Winnipeg Blue Bombers head coach Mike O’Shea still has a linebacker’s mentality.
Earlier this week, veteran Winnipeg linebacker Adam Bighill quipped that what he missed most during the CFL’s down time was hitting people.
O’Shea, who played 16 seasons as a middle linebacker before entering the coaching ranks, fully understands the sentiment.
“Hell, I’m 50 and I still miss hitting people,” O’Shea said during a video conference Friday. “I miss just seeing the players interact.
“I like competition, I like the planning, I like seeing guys compete on the field in practice, in games, all that stuff. But I do miss just the daily stuff that goes on, the way the players interact with each other on a daily basis. I really get a charge out of watching guys be teammates. That’s been missing for sure.”
The CFL’s board of governors voted Monday in favour of starting a 14-game season Aug. 5 and opening training camps July 10. The league didn’t play in 2020 due to the COVID-19 pandemic.
Winnipeg has the distinction of winning the last CFL game played. The Bombers defeated the Hamilton Tiger-Cats 33-12 in the 2019 Grey Cup, the franchise’s first championship since 1990.
Some 19 months later, the Bombers can finally look at defending their title, even if it will be amid COVID-19 safety protocols and limited fans in stands.
“I think it will be a great lesson in resiliency and flexibility, I really do,” said O’Shea, a native of North Bay, Ont. “Every team will experience that, where things come up during the season and you have to be able to adapt very quickly.
“I fully expect our guys to be able to do that, we’ve got a bunch of pros. There are points inside our room where I want our guys to be flexible so they’re kind of used to that. I don’t see any challenges that won’t be overcome by any team, really.”
O’Shea is entering his seventh season as Bombers head coach. The 2019 championship was his fifth but first as a head coach and first with Winnipeg.
O’Shea’s first three titles came as a Toronto player (1996, ’97, ’04) before he earned another as an Argos assistant coach (2012). O’Shea enjoyed a decorated playing career, being named the CFL’s top rookie (1993) and outstanding Canadian (1999).
He became the first Canadian to surpass 1,000 career tackles and was named to the Argos’ all-time squad in 2007. O’Shea was inducted into the Canadian Football Hall of Fame in 2017.
When Winnipeg opens camp, it will do so with many veterans from its ’19 squad, something O’Shea feels is crucial during a shortened season and with teams not playing any exhibition games.
“It’s a necessity, it really is,” he said. “I do think hitting the ground running on a shortened season and getting off to a great start is important.
“It’s not the only thing. You know how we approach things looking only at what the next day holds in store but I do always value a veteran presence and in this particular year it should prove its worth.”

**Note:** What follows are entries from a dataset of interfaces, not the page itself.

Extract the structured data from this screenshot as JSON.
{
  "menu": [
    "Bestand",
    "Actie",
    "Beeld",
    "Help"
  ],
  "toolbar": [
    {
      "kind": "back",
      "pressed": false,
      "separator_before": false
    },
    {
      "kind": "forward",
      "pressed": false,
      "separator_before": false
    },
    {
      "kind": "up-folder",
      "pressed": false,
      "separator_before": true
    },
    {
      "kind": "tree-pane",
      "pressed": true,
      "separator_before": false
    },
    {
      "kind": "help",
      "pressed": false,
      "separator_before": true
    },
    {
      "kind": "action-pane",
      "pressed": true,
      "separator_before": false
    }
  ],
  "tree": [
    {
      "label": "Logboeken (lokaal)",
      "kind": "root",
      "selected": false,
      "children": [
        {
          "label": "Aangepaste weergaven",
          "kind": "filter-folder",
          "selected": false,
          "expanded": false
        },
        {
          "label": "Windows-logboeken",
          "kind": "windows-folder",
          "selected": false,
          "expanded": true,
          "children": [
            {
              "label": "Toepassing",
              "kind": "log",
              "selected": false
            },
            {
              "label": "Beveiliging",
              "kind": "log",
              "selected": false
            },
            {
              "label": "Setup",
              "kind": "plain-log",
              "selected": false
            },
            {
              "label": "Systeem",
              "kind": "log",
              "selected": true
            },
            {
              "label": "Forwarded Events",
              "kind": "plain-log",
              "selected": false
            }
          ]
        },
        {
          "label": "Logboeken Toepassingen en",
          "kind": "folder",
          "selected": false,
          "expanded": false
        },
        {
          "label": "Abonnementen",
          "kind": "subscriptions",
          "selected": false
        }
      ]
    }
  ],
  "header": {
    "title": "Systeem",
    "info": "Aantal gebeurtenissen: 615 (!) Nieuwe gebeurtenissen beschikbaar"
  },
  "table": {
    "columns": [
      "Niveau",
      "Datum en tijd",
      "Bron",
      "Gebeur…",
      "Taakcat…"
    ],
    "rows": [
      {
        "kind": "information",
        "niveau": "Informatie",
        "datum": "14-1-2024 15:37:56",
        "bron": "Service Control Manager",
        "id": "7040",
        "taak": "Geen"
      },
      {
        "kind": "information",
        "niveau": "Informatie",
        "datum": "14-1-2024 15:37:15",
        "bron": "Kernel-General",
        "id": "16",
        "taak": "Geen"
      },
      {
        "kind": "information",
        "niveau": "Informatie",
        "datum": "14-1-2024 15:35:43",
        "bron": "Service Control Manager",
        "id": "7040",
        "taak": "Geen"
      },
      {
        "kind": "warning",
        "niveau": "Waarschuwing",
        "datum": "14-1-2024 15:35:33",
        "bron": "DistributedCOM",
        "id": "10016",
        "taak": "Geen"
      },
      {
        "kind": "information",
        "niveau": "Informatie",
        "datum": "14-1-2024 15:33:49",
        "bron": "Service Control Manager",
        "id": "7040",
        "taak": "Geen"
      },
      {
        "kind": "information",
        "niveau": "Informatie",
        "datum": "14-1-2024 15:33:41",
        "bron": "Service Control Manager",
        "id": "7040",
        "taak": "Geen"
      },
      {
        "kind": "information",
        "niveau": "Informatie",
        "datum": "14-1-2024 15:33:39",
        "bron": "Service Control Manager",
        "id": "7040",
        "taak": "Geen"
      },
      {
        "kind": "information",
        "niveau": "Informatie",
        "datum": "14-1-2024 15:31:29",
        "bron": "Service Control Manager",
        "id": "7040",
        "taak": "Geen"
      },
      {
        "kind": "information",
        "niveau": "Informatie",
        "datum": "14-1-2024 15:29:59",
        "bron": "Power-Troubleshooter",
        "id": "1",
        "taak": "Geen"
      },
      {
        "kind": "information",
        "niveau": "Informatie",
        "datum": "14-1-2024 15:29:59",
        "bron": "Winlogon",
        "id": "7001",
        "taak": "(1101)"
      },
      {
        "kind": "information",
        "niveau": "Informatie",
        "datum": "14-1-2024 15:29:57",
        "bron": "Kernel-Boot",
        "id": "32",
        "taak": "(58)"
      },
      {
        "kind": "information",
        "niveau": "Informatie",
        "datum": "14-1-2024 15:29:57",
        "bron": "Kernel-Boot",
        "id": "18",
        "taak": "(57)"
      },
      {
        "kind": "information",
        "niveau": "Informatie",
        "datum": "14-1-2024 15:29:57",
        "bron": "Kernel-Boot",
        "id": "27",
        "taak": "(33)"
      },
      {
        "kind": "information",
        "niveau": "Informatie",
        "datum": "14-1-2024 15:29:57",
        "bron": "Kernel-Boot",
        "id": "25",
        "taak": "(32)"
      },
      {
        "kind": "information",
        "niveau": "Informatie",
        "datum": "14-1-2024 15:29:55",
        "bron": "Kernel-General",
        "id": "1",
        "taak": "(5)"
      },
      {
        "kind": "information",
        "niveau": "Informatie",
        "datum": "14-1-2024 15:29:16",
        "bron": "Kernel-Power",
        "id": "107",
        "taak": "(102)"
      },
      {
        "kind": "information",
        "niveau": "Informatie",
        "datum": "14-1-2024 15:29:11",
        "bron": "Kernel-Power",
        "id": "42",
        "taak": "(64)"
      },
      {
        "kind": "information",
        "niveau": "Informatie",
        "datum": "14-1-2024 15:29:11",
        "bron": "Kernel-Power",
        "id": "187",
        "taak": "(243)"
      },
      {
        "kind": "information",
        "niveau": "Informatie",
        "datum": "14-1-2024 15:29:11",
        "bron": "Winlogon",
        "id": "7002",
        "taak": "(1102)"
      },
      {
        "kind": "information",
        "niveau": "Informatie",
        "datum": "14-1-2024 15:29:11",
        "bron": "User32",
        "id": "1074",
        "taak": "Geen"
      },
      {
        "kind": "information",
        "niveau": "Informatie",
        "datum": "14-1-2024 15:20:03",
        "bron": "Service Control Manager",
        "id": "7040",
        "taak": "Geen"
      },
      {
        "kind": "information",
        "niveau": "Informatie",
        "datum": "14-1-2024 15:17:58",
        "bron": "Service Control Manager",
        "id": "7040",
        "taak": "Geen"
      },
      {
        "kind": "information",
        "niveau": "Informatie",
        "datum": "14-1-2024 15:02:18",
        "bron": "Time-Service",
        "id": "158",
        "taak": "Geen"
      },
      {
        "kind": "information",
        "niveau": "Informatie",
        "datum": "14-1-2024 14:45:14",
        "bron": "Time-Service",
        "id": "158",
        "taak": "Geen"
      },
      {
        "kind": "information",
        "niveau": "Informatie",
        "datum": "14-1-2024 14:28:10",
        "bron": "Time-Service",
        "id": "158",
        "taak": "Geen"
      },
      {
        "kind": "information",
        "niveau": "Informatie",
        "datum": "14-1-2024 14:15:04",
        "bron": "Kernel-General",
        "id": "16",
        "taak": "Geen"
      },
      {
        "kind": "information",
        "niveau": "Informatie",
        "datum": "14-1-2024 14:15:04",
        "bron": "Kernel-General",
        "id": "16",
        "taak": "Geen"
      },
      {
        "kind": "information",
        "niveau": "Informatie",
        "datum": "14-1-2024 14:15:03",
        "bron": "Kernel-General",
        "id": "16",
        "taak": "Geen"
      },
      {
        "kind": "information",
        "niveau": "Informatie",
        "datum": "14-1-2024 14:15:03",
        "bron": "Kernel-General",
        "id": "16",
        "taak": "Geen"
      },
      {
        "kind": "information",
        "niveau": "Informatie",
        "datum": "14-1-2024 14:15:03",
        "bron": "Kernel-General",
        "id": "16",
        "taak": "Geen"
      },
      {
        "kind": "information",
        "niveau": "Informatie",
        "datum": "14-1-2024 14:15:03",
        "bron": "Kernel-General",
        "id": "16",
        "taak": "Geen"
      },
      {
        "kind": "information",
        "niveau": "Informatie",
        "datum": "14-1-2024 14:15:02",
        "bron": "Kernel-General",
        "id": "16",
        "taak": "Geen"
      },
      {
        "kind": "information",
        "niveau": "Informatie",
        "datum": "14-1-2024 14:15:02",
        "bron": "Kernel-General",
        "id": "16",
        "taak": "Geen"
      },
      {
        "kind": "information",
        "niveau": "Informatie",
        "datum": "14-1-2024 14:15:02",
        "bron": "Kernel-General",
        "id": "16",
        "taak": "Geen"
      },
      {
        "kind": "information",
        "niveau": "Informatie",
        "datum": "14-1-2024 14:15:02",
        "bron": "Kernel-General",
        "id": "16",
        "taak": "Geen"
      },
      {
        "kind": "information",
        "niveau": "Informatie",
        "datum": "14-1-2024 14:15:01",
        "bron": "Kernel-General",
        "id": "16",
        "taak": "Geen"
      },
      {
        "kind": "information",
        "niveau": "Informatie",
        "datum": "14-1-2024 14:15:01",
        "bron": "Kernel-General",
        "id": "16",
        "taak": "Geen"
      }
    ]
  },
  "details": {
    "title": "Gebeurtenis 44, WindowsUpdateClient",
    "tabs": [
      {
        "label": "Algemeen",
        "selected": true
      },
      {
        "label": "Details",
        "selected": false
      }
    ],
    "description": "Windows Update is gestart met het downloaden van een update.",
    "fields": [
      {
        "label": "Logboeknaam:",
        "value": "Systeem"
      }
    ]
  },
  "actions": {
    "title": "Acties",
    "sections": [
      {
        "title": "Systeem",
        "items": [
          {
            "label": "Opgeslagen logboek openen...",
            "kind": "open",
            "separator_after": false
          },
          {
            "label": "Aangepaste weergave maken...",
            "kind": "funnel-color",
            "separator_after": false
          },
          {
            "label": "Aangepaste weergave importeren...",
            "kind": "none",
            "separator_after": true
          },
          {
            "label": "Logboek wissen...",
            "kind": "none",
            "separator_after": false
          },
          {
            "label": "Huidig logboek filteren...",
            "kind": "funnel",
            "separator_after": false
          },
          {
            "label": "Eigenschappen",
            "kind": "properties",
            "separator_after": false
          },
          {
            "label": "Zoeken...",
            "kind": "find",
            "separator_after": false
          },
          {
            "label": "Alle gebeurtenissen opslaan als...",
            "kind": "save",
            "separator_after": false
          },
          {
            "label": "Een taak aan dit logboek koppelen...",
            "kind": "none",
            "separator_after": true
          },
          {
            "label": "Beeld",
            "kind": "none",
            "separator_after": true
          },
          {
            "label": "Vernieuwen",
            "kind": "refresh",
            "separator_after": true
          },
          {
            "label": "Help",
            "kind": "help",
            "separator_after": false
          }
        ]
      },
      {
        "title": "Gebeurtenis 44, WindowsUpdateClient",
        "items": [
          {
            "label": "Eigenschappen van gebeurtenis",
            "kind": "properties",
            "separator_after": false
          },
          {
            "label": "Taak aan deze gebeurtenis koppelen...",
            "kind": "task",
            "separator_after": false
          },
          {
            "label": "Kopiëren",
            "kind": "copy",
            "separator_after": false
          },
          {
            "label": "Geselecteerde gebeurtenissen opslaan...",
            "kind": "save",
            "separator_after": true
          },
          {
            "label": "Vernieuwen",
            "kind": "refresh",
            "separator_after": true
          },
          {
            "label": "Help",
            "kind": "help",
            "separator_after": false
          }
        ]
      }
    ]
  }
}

With no exhibition games, CFL teams will look to stage scrimmages with other squads as another means to evaluate talent.
“I don’t think it’s been approved yet but we’re looking at a practice with Saskatchewan,” O’Shea said. “I do believe it will be a great opportunity for us to look at some young guys and see them compete against someone they don’t already know.
“By the time you’re a week into training camp you should know how to steal the other side’s script, what plays are coming and you should be able to read the quarterback and be better at 1-on-1s than you were the first day. The idea of having a practice against another team certainly should ramp up the competition and should give a better picture of who we have in camp.”
Then again in O’Shea’s mind, practices also serve that function.
“I don’t know what the definition of scrimmage is necessarily,” he said. “To me, every time we run a drill where we’re competing against each other, that’s what that is.
“I guess I’ve never really looked up the term to see what it really means . . . but when practice culminates with a 10-, 15- or 20-play team period, that’s to me scrimmaging. We do it every day.”
O’Shea ensured he and his coaches remained ready to go at a moment’s notice during the CFL’s down time. But also took to becoming more of a handyman.
“I’ve spent a bit of time building a woodshed, probably took a lot longer than it should’ve,” he said. “I tore apart a basement and I’m running out of time, I still have to hang some doors.
“I’ve tried to get a little more hands-on on some things. You spend a lot of time in this seat watching film and sitting behind a desk with a remote in your hand so I think I’ve tried to use my hands a little more, tried fixing a few things and building a few things in the off-season.”
But make no mistake, O’Shea is glad to finally have an actual season around the corner.
“It’s nice to have real dates, something you can grasp ahold of and work towards,” he said. “I think there are times in life in general but in the last 15 or so months with the CFL where without a pressing deadline you just sort of bounce around a little bit from one idea to the next without maybe enough acute focus.
“But it’s there now, let me tell you.”